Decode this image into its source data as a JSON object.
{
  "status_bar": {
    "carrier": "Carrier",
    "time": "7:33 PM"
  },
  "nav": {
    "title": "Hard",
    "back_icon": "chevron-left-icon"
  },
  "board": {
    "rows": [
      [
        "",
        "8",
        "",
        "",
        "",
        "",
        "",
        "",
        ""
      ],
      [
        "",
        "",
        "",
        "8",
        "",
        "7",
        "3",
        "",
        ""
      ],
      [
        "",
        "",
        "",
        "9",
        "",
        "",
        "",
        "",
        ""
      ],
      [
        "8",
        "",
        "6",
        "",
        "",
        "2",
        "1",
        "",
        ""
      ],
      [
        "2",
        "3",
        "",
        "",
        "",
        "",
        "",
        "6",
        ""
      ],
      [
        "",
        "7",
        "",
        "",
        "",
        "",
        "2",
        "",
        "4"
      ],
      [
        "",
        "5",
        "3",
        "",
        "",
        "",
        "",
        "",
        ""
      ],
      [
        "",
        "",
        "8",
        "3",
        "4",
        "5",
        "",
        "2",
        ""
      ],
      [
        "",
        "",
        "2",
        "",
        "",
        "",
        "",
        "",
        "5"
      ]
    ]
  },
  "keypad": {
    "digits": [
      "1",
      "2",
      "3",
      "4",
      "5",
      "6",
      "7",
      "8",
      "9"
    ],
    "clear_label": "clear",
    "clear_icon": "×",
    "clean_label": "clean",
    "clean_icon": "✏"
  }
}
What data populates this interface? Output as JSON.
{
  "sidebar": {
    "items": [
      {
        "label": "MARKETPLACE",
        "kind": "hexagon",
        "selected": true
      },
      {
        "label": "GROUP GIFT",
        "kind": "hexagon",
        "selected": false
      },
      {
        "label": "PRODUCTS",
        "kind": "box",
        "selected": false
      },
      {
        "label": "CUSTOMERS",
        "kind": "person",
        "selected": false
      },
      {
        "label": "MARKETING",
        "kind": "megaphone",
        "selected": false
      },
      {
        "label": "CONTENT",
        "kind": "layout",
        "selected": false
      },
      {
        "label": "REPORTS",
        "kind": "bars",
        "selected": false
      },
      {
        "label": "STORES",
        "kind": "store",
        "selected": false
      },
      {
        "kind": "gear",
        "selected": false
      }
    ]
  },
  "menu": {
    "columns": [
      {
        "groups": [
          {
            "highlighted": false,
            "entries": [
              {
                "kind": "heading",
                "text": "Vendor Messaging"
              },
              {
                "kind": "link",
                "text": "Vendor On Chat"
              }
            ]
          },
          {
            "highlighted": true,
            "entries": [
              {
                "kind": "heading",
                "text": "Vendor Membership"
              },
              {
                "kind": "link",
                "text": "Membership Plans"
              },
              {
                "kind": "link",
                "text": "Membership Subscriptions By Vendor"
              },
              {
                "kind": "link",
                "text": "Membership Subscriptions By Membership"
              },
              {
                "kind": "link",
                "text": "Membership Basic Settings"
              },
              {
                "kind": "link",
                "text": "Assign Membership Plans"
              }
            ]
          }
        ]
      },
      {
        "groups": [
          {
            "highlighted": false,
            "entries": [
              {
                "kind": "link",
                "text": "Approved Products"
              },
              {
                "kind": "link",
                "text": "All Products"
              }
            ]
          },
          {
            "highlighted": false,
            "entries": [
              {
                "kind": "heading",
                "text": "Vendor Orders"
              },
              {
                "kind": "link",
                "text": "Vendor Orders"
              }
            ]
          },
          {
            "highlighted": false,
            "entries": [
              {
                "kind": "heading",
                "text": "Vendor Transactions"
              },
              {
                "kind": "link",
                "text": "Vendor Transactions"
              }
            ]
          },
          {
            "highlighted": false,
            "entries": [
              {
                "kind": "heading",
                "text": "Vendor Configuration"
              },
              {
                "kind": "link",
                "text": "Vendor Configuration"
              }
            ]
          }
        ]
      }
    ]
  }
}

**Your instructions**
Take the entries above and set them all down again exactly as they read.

**Result below**
Decode this image into its source data as a JSON object.
{
  "status_bar": {
    "carrier": "Carrier",
    "time": "7:33 PM"
  },
  "nav": {
    "title": "Hard",
    "back_icon": "chevron-left-icon"
  },
  "board": {
    "rows": [
      [
        "",
        "8",
        "",
        "",
        "",
        "",
        "",
        "",
        ""
      ],
      [
        "",
        "",
        "",
        "8",
        "",
        "7",
        "3",
        "",
        ""
      ],
      [
        "",
        "",
        "",
        "9",
        "",
        "",
        "",
        "",
        ""
      ],
      [
        "8",
        "",
        "6",
        "",
        "",
        "2",
        "1",
        "",
        ""
      ],
      [
        "2",
        "3",
        "",
        "",
        "",
        "",
        "",
        "6",
        ""
      ],
      [
        "",
        "7",
        "",
        "",
        "",
        "",
        "2",
        "",
        "4"
      ],
      [
        "",
        "5",
        "3",
        "",
        "",
        "",
        "",
        "",
        ""
      ],
      [
        "",
        "",
        "8",
        "3",
        "4",
        "5",
        "",
        "2",
        ""
      ],
      [
        "",
        "",
        "2",
        "",
        "",
        "",
        "",
        "",
        "5"
      ]
    ]
  },
  "keypad": {
    "digits": [
      "1",
      "2",
      "3",
      "4",
      "5",
      "6",
      "7",
      "8",
      "9"
    ],
    "clear_label": "clear",
    "clear_icon": "×",
    "clean_label": "clean",
    "clean_icon": "✏"
  }
}
What data populates this interface? Output as JSON.
{
  "sidebar": {
    "items": [
      {
        "label": "MARKETPLACE",
        "kind": "hexagon",
        "selected": true
      },
      {
        "label": "GROUP GIFT",
        "kind": "hexagon",
        "selected": false
      },
      {
        "label": "PRODUCTS",
        "kind": "box",
        "selected": false
      },
      {
        "label": "CUSTOMERS",
        "kind": "person",
        "selected": false
      },
      {
        "label": "MARKETING",
        "kind": "megaphone",
        "selected": false
      },
      {
        "label": "CONTENT",
        "kind": "layout",
        "selected": false
      },
      {
        "label": "REPORTS",
        "kind": "bars",
        "selected": false
      },
      {
        "label": "STORES",
        "kind": "store",
        "selected": false
      },
      {
        "kind": "gear",
        "selected": false
      }
    ]
  },
  "menu": {
    "columns": [
      {
        "groups": [
          {
            "highlighted": false,
            "entries": [
              {
                "kind": "heading",
                "text": "Vendor Messaging"
              },
              {
                "kind": "link",
                "text": "Vendor On Chat"
              }
            ]
          },
          {
            "highlighted": true,
            "entries": [
              {
                "kind": "heading",
                "text": "Vendor Membership"
              },
              {
                "kind": "link",
                "text": "Membership Plans"
              },
              {
                "kind": "link",
                "text": "Membership Subscriptions By Vendor"
              },
              {
                "kind": "link",
                "text": "Membership Subscriptions By Membership"
              },
              {
                "kind": "link",
                "text": "Membership Basic Settings"
              },
              {
                "kind": "link",
                "text": "Assign Membership Plans"
              }
            ]
          }
        ]
      },
      {
        "groups": [
          {
            "highlighted": false,
            "entries": [
              {
                "kind": "link",
                "text": "Approved Products"
              },
              {
                "kind": "link",
                "text": "All Products"
              }
            ]
          },
          {
            "highlighted": false,
            "entries": [
              {
                "kind": "heading",
                "text": "Vendor Orders"
              },
              {
                "kind": "link",
                "text": "Vendor Orders"
              }
            ]
          },
          {
            "highlighted": false,
            "entries": [
              {
                "kind": "heading",
                "text": "Vendor Transactions"
              },
              {
                "kind": "link",
                "text": "Vendor Transactions"
              }
            ]
          },
          {
            "highlighted": false,
            "entries": [
              {
                "kind": "heading",
                "text": "Vendor Configuration"
              },
              {
                "kind": "link",
                "text": "Vendor Configuration"
              }
            ]
          }
        ]
      }
    ]
  }
}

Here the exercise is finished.